his Wapiti Hunter has orange liners under the scolloped OD canvas micarta scales on the 1075 blade and is for a Serbian Hunter coming to NZ to hunt. Another country added to the list where my knives have thier home.
And an AH EDC with this one having mild steel bolster and pomel and a nice set of rosewood scales on the 1084 blade in a closed top sheath with the A H logo away to the US
The new pattern Byrd Camp Knife with 7 1/2 in 1084 carbon steel with this first of the series being engraved for my agent who it is named for. The description from my website The Byrd camp knife is the ideal knife for all foods from meat through to vegetables in those situations where a rugged all purpose knife is needed whether it is at camp or for the family barbeque. This one has Buffalo horn scales over blaze orange liners fixed with corby bolts to the 7 1/2 inch 1084 carbon steel blade.
First three Lion knife handled general purpose kitchen knives for a friends shop in the victorian Precinct in Oamaru. Had a bit of a glitch with the etching (size wise) on the two top stainlessknives and the engraving on the carbon steel blade. Should have been an "N" on the end of Victoria and all future blades will be have the etching and engraving the same size as the smaller option but they will serve as they are for the first delivery. top knife is "spilled Milk" acrylic over micarta on NitroV stainless blade middle knife is Resin Ivory over micarta on the NitroV stainless blade Lower knife is English Oak on 1095 Carbon steel blade.
These three were finished and one went in the post, one is to be picked up and I delivered the 3rd one to nieces husband today.

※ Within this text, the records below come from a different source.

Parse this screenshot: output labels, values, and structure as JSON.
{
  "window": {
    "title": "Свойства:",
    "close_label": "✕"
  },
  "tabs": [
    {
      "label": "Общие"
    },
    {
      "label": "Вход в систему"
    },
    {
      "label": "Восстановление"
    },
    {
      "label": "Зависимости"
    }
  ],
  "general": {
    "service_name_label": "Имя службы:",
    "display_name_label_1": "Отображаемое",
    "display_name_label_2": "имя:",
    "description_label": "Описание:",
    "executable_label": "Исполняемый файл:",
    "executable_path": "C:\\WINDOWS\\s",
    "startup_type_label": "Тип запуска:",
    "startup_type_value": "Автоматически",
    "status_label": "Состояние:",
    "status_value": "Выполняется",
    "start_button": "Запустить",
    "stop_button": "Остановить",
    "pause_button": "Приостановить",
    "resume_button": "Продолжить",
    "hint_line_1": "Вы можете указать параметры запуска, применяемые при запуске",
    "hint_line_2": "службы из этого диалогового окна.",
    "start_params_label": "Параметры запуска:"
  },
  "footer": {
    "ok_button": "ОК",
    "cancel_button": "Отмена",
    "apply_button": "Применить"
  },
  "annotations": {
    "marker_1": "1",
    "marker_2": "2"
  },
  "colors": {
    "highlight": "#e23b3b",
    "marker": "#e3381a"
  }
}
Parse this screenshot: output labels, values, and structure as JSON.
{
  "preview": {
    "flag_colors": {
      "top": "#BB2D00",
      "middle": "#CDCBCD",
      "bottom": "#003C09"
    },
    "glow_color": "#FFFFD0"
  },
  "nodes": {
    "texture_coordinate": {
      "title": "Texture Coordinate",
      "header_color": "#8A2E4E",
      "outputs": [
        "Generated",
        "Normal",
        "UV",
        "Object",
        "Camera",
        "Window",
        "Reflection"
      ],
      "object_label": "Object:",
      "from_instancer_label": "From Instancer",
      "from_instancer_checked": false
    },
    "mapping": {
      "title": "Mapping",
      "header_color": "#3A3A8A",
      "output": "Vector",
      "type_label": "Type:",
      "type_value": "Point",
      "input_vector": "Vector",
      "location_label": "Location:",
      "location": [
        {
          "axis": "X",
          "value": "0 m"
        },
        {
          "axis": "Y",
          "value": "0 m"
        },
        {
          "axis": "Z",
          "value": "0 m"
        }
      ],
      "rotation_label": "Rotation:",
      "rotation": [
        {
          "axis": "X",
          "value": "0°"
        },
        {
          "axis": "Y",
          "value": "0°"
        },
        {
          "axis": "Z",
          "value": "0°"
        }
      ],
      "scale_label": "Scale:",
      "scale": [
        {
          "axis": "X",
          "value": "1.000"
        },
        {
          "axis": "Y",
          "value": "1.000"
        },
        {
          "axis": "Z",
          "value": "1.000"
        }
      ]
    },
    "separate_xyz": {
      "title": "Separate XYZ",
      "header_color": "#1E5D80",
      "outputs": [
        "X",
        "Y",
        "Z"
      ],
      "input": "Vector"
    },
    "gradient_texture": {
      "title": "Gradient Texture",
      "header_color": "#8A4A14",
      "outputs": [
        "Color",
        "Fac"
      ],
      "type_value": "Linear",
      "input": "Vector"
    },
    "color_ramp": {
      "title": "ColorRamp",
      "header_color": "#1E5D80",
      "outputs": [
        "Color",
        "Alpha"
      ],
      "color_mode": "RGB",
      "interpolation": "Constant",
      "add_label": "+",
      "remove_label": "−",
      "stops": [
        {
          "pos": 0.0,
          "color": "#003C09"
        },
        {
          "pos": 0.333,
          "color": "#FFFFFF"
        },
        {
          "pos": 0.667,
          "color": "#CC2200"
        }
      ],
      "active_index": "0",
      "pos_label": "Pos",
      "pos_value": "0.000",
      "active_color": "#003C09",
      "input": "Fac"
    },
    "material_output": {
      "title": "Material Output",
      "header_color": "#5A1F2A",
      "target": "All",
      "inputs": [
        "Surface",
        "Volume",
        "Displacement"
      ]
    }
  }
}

Great ride with a 216 mile mile on the bike by the time we got home again.
Hunter skinner with acacia scales on 1084 blade
Bird and Trout with canvas micarta on the NitroV blade
And the Bushcraft Hunter with scolloped canvas micarta on the O1 blade and the view on the way home on the coastal route.